> Your assignment: The answer is every line in the data below that contains the word "JSON".

> Recorded data:
****************

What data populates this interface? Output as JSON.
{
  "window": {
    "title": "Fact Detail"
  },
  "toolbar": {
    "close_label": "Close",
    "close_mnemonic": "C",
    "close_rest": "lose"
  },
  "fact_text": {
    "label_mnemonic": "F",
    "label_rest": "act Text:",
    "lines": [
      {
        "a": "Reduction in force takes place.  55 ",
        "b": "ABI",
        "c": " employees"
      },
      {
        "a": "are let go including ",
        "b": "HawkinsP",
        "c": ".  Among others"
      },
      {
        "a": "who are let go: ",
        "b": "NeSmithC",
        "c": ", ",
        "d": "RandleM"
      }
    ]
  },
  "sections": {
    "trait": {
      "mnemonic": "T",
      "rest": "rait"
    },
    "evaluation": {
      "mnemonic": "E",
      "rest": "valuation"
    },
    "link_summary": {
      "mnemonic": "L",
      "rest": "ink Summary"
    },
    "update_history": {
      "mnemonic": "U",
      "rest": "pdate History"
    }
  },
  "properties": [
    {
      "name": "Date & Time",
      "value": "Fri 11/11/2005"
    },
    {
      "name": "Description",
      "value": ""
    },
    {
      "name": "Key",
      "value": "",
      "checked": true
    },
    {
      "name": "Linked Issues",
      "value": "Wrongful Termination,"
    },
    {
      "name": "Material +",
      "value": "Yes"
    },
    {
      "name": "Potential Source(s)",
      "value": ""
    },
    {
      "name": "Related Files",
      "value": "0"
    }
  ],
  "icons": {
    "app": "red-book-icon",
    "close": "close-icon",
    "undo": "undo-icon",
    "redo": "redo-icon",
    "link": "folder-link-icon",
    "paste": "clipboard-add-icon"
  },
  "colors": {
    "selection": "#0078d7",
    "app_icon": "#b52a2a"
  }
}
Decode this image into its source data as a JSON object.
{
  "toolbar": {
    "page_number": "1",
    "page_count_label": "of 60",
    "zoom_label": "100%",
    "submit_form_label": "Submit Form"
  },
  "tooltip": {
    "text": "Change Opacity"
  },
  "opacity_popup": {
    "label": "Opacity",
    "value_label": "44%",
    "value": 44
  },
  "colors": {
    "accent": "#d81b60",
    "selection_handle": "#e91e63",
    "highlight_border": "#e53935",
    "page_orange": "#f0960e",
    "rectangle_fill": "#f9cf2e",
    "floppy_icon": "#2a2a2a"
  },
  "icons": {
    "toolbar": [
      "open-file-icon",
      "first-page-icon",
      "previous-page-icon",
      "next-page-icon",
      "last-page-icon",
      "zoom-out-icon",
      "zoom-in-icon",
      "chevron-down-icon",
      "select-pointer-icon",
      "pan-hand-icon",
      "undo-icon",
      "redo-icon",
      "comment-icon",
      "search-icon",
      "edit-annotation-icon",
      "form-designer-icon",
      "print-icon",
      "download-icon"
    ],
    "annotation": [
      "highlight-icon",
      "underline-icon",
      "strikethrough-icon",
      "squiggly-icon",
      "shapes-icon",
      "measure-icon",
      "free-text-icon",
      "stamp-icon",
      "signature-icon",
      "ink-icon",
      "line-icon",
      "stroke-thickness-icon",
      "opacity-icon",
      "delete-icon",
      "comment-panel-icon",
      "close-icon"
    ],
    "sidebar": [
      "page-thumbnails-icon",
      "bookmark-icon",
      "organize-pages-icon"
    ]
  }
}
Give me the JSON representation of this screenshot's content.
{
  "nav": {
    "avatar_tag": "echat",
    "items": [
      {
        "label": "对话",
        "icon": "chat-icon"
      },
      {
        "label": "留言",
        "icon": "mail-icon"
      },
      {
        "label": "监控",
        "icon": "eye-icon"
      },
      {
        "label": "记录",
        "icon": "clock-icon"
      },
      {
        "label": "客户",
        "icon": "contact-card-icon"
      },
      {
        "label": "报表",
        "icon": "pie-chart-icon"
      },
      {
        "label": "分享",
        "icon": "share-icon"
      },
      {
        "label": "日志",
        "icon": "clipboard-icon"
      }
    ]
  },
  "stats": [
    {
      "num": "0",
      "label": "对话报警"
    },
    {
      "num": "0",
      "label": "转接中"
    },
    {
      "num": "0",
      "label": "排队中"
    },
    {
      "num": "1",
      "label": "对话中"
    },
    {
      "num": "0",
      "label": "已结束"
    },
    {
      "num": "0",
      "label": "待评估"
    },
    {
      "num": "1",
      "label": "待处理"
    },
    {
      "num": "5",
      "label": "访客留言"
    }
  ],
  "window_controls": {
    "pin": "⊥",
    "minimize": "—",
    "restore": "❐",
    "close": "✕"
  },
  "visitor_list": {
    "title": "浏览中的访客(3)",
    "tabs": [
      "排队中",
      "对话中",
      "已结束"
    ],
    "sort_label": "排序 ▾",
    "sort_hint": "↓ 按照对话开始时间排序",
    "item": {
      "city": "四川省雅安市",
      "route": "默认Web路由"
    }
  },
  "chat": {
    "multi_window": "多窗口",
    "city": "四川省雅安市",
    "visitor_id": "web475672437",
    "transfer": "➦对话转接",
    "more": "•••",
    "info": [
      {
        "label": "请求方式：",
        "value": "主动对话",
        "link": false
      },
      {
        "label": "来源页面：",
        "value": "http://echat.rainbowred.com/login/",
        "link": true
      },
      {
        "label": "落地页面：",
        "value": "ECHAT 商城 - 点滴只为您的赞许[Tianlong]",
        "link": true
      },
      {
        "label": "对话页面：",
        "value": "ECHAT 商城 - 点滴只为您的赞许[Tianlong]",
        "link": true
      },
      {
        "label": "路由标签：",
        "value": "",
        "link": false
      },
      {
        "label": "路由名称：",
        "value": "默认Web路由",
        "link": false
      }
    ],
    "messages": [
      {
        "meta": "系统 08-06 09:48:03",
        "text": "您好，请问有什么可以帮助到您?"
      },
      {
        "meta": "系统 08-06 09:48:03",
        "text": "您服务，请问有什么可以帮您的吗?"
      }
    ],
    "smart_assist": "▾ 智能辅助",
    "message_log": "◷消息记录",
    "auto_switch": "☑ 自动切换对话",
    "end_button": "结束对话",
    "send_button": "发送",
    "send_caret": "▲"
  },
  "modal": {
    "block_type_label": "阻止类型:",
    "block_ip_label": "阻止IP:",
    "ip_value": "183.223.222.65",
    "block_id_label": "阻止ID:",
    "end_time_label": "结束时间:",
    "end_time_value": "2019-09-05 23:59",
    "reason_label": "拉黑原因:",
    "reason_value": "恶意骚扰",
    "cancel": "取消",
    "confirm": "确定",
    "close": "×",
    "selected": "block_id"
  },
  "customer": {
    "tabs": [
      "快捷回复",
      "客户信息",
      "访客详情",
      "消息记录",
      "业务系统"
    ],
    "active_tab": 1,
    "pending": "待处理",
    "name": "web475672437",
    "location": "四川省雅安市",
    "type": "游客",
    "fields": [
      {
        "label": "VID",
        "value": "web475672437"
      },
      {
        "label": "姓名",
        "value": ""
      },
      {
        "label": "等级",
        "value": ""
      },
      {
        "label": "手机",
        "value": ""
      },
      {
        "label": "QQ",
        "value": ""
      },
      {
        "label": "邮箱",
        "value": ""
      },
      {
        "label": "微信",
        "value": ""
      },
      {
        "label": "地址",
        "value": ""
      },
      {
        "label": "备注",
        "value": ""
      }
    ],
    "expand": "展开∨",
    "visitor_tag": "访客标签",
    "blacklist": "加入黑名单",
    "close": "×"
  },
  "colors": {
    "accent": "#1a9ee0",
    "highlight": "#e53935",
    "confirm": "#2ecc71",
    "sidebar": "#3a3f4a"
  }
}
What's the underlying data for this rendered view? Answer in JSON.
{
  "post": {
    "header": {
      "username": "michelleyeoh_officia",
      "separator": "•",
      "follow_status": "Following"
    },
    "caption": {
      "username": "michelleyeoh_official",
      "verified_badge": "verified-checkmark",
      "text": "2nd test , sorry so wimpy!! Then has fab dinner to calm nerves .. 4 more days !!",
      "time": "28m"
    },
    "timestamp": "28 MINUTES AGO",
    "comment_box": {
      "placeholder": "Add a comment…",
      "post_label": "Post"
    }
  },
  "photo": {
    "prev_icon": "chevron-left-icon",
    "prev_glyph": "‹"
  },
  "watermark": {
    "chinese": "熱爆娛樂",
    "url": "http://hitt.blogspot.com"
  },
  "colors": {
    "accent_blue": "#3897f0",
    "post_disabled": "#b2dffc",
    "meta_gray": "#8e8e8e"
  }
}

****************

> Expected answer:
What data populates this interface? Output as JSON.
Decode this image into its source data as a JSON object.
Give me the JSON representation of this screenshot's content.
What's the underlying data for this rendered view? Answer in JSON.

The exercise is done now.